The NBA is a copycat league, and this became the blueprint for upcoming opponents facing Washington.

Shelvin Mack struggled with making the right decisions. It’s clear he’s still adjusting to the point guard position, having played off-ball the majority of his career at Butler. Every so often, Mack picked up his dribble too soon and missed open teammates on plays he didn’t orchestrate. He consistently struggled to find the right time to look for his offense, reset the team, and move the ball. These things can be taught, but it takes experience and time, and the Wizards can’t afford to wait for these developments. John Wall needs a seasoned backup if the Wizards want to become a more complete team.

Bradley Beal played well in his first few games as a Wizard. He led the team in scoring and was competitive on the defensive end throughout the week, averaging 18 points and five rebounds in five games. Though he did not have great assist numbers, Beal displayed an ability to set up a play and run an offense when needed to.

Beal was a calming presence on the court for the Wizards. Whenever their opponents gained momentum, Beal asserted his aggressiveness on both ends of the floor, forcing timely turnovers and getting to the foul line.

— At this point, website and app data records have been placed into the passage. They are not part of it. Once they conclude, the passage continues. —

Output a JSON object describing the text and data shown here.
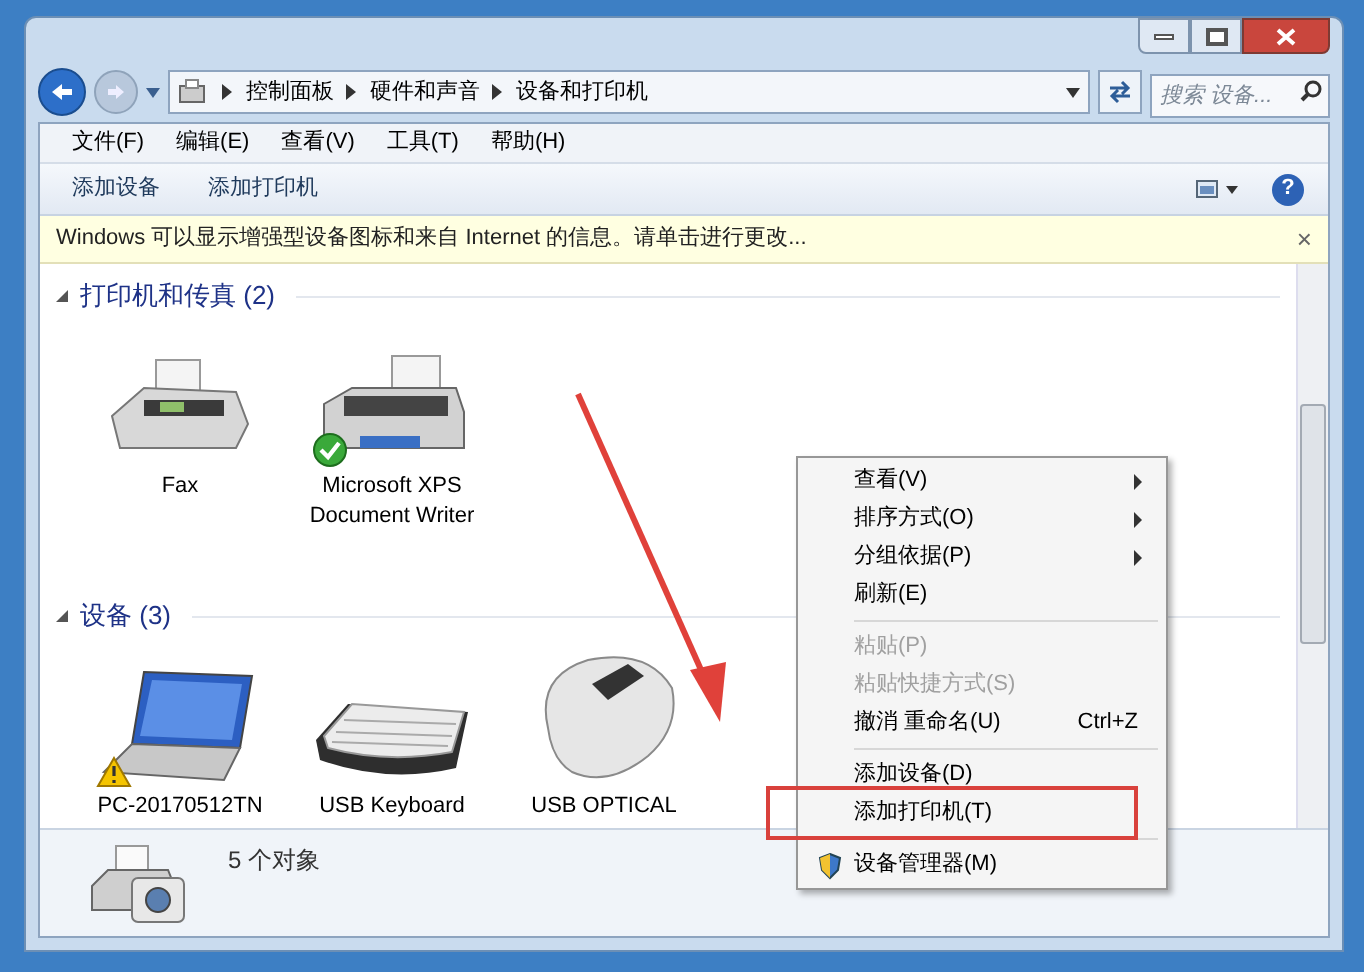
{
  "address": {
    "breadcrumb": [
      "控制面板",
      "硬件和声音",
      "设备和打印机"
    ],
    "search_placeholder": "搜索 设备..."
  },
  "menu_bar": [
    "文件(F)",
    "编辑(E)",
    "查看(V)",
    "工具(T)",
    "帮助(H)"
  ],
  "toolbar": [
    "添加设备",
    "添加打印机"
  ],
  "help_button": "?",
  "info_bar": {
    "text": "Windows 可以显示增强型设备图标和来自 Internet 的信息。请单击进行更改...",
    "close": "×"
  },
  "groups": [
    {
      "title": "打印机和传真 (2)",
      "expanded": true,
      "items": [
        {
          "name": "Fax",
          "kind": "fax",
          "is_default": false,
          "warning": false
        },
        {
          "name": "Microsoft XPS Document Writer",
          "kind": "printer",
          "is_default": true,
          "warning": false
        }
      ]
    },
    {
      "title": "设备 (3)",
      "expanded": true,
      "items": [
        {
          "name": "PC-20170512TN",
          "kind": "laptop",
          "is_default": false,
          "warning": true
        },
        {
          "name": "USB Keyboard",
          "kind": "keyboard",
          "is_default": false,
          "warning": false
        },
        {
          "name": "USB OPTICAL",
          "kind": "mouse",
          "is_default": false,
          "warning": false
        }
      ]
    }
  ],
  "status_bar": {
    "text": "5 个对象"
  },
  "context_menu": [
    {
      "kind": "command",
      "label": "查看(V)",
      "submenu": true,
      "disabled": false,
      "highlighted": false
    },
    {
      "kind": "command",
      "label": "排序方式(O)",
      "submenu": true,
      "disabled": false,
      "highlighted": false
    },
    {
      "kind": "command",
      "label": "分组依据(P)",
      "submenu": true,
      "disabled": false,
      "highlighted": false
    },
    {
      "kind": "command",
      "label": "刷新(E)",
      "submenu": false,
      "disabled": false,
      "highlighted": false
    },
    {
      "kind": "separator"
    },
    {
      "kind": "command",
      "label": "粘贴(P)",
      "submenu": false,
      "disabled": true,
      "highlighted": false
    },
    {
      "kind": "command",
      "label": "粘贴快捷方式(S)",
      "submenu": false,
      "disabled": true,
      "highlighted": false
    },
    {
      "kind": "command",
      "label": "撤消 重命名(U)",
      "shortcut": "Ctrl+Z",
      "submenu": false,
      "disabled": false,
      "highlighted": false
    },
    {
      "kind": "separator"
    },
    {
      "kind": "command",
      "label": "添加设备(D)",
      "submenu": false,
      "disabled": false,
      "highlighted": false
    },
    {
      "kind": "command",
      "label": "添加打印机(T)",
      "submenu": false,
      "disabled": false,
      "highlighted": true
    },
    {
      "kind": "separator"
    },
    {
      "kind": "admin",
      "label": "设备管理器(M)",
      "submenu": false,
      "disabled": false,
      "highlighted": false
    }
  ]
}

One apparent flaw is Beal’s fatigue with his long-range shot. The third overall pick, known as a formidable three-point shooter, shot several air balls from deep. Maybe he’s still getting used to the NBA three or playing consecutive games, but Beal needs to be in the best shape of his life to make it through an 82-game season playing high minutes.

Jan Vesely’s hard work so far this offseason was visible in the four games in which he played. Vesely hustles and gives all out effort — unfortunately, this leads to mistakes when he is not playing under control. Since the end of the regular season, his outside shot has improved leaps and bounds. Vesely often spotted up for mid-range shots and was able to knock them down with surprising frequency.

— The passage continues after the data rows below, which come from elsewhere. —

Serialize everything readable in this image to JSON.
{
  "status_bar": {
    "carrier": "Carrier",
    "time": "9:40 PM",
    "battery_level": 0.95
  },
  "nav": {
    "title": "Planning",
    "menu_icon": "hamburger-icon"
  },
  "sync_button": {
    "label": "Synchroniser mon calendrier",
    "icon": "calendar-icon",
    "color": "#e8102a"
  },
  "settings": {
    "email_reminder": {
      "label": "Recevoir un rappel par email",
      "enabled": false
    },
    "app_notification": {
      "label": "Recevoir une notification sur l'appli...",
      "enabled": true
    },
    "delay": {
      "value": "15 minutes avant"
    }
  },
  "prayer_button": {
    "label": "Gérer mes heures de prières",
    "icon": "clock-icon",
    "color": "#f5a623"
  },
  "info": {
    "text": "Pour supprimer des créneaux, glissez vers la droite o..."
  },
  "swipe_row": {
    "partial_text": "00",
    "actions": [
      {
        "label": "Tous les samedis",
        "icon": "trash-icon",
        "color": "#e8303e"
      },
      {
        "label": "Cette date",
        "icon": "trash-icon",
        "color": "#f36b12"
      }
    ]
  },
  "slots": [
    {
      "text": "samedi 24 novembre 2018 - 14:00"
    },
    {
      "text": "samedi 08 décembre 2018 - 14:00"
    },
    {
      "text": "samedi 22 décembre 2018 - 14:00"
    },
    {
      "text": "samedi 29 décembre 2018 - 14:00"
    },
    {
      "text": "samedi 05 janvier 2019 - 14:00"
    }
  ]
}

The former sixth overall pick is still a work in progress, but if he applies the same work ethic he has on his shot to the rest of his game, he’ll be a solid pro for years to come.

Tomas Satoransky, Washington’s second round selection from the Czech Republic, is another interesting project. The former teammate of Vesely’s has a lot to like about his game, but he is a ways away from contributing at the NBA level. Early on, Satoransky couldn’t adjust to the speed & athleticism of the NBA game. In subsequent games, he grew before our eyes, pushing the ball in transition, finding teammates all over the floor. Satoransky’s signature moment so far as a Wizard came when drove down the lane and dunked over 12th overall pick Jeremy Lamb.

Second-year man Chris Singleton was a terror on defense, as expected. Ball handling and dribbling drives was the focus of his game, from a distance. Singleton was at ease pushing the ball up court following a rebound, something Coach Sam Cassell wanted him to become comfortable doing. Hopefully the defensive-minded Florida State product can continue adding to his offensive game.

I can’t forget the guard play from the reserves, starting with six-foot-eight guard out of Indiana, Earl Calloway. Calloway was the surprise of the Wizards bench with sharp shooting from beyond the arc, 50% from three point range. The Wizards’ roster may not have a spot for him, but his shooting touch will get him invited to another team’s training camp.

Stephen Gray, another guard, also impressed at times. The six-foot-five guard from Gonzaga displayed an ability to find teammates at the right times and in the right spots. If Washington is looking for more young guard help, Gray could most certainly be a candidate.

The Wizards were relentless on the offensive and defensive glass, with several good rebounding performances from former Duke center Shavlik Randolph, a training camp hopeful.

Washington’s bench was also dependable. The second unit exhibited timely shooting and nonstop hustle.

It’s safe to say the Wizards will be looking to other teams’ summer rosters and free agents to fill their remaining vacancies—but if they look to their own summer roster for help, it could be a good decision.